» **Task goal**
Within the records, how many lines hold the word "true"? State that number alone.

Source data: Begin

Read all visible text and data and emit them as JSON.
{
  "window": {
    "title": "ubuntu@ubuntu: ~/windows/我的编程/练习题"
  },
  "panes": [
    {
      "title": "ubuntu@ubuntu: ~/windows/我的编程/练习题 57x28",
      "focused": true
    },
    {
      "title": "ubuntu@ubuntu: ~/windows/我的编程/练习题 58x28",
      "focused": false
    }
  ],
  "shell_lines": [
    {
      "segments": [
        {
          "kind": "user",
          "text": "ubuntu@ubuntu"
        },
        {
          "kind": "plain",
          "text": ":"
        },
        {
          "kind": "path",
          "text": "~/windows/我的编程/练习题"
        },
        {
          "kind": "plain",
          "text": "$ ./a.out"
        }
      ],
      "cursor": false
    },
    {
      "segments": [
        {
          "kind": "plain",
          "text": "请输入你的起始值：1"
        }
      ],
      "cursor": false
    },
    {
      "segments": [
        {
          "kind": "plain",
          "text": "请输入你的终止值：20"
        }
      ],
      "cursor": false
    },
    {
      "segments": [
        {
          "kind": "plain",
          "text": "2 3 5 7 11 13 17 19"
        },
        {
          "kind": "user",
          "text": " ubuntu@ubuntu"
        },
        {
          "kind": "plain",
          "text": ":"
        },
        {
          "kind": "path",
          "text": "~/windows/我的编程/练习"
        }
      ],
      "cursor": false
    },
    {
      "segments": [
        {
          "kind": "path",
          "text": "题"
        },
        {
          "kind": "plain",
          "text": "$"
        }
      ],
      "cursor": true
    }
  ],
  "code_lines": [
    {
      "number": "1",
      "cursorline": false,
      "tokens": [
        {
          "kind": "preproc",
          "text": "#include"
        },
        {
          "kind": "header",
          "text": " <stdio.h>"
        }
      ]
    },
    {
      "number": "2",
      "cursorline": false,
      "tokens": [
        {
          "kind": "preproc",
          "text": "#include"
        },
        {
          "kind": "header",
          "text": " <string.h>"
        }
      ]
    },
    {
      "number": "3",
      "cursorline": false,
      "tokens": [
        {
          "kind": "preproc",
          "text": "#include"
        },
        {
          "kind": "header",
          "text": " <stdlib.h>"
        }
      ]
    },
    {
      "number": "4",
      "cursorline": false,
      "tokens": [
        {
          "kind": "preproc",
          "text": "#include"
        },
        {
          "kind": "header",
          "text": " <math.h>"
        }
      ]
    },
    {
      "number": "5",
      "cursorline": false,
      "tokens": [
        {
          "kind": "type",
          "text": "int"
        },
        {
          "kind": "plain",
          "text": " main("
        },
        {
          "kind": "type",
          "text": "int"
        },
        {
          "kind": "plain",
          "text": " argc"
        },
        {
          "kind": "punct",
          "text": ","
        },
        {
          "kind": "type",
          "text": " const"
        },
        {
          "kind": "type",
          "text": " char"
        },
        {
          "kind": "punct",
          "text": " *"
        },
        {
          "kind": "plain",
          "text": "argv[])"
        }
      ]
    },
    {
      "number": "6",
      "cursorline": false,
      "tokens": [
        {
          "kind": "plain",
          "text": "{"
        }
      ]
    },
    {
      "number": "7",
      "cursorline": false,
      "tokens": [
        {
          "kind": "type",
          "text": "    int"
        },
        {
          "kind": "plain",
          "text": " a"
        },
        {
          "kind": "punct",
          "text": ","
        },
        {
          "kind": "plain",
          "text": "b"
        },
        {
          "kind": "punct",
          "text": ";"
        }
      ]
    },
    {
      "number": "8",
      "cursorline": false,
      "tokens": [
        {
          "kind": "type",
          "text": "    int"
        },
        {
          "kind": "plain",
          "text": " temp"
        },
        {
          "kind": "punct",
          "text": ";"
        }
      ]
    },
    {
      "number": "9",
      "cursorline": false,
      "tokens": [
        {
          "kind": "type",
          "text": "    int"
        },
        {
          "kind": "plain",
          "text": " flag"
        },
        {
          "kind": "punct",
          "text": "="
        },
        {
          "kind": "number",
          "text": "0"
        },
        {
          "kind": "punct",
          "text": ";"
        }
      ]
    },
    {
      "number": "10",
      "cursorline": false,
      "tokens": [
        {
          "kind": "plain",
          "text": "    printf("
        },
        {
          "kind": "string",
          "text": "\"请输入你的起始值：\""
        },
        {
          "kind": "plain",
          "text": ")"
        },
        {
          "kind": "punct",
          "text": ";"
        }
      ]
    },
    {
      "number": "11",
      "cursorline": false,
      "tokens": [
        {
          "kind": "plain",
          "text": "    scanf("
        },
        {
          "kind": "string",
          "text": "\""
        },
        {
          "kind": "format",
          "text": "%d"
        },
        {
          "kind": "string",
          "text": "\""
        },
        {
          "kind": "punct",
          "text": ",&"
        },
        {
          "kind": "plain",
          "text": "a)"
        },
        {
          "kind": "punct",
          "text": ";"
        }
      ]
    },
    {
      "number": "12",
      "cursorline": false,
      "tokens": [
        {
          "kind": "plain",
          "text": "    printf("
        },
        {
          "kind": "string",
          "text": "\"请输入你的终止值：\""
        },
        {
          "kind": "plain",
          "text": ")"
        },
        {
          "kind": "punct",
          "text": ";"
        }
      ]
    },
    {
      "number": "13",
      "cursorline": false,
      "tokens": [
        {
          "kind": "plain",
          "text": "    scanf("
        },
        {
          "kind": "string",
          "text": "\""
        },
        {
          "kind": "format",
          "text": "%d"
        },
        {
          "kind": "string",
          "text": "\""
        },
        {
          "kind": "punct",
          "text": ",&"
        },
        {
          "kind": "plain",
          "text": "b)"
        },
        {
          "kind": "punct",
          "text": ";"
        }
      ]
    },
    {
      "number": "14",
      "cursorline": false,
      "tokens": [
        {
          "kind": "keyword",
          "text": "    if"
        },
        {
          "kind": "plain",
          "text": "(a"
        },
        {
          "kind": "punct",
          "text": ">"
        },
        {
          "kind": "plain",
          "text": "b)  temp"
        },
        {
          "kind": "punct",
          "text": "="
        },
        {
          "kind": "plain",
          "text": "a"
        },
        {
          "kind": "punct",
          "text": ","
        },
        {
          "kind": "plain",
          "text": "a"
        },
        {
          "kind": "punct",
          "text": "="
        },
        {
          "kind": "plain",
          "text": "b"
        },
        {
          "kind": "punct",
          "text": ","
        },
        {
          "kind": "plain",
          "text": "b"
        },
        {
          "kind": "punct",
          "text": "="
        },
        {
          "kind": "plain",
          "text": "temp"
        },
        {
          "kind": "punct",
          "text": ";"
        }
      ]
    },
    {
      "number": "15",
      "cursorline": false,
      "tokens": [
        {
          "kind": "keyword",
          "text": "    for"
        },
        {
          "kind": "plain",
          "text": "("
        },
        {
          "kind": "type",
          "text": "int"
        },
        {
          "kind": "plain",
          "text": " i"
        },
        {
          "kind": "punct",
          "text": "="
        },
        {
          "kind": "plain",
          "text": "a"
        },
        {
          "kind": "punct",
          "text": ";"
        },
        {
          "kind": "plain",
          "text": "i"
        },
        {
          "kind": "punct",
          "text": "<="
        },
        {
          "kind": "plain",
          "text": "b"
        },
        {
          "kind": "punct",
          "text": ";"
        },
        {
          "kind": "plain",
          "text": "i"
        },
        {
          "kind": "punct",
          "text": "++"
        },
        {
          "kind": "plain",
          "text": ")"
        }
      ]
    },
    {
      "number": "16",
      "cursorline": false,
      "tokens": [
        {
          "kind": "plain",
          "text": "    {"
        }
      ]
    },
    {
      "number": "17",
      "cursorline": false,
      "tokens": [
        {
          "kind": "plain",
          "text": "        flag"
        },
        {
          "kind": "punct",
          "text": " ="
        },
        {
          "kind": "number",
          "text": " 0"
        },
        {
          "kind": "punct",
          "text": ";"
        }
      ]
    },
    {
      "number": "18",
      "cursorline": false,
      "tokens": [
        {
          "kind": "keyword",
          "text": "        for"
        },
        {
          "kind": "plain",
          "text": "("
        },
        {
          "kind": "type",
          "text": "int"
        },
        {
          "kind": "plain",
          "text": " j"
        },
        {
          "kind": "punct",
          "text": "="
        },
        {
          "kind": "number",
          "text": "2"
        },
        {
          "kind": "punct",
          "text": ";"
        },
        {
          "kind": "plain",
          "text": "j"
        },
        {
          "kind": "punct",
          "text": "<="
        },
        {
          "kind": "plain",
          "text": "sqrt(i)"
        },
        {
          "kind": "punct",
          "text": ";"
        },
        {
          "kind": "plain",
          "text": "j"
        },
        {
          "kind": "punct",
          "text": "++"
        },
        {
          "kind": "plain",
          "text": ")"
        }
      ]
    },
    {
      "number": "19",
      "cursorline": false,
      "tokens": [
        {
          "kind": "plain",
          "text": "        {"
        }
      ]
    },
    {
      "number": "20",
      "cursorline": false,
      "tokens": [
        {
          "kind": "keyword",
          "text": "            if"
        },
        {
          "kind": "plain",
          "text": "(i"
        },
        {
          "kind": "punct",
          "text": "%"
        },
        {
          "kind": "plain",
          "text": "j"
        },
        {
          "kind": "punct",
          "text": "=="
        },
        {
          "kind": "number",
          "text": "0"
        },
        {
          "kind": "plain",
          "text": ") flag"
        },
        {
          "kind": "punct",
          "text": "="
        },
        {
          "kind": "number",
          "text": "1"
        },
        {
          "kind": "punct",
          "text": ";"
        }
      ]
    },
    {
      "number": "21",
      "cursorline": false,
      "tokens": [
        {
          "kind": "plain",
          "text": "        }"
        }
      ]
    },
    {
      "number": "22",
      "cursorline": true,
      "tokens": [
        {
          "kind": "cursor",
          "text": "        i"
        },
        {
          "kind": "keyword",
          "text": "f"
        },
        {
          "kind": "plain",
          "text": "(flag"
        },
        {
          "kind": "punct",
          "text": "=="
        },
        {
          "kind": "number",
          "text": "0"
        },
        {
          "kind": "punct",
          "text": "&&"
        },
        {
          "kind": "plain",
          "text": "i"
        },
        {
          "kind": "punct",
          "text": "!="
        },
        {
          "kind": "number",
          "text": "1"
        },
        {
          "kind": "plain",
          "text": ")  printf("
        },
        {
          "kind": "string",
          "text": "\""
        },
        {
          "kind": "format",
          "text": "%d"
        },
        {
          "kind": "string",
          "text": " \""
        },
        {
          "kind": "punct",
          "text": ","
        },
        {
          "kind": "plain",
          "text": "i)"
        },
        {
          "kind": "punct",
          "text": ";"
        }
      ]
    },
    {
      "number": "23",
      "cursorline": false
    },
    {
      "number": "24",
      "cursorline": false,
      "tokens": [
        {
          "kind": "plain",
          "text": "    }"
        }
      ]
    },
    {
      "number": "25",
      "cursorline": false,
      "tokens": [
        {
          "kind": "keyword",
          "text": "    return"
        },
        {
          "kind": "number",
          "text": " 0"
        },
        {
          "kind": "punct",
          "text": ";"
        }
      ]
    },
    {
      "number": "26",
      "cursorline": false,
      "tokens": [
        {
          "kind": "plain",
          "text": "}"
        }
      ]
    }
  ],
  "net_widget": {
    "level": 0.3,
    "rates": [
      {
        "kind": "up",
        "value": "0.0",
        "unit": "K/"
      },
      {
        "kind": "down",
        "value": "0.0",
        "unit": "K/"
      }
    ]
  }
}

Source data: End

» **Solution below**
3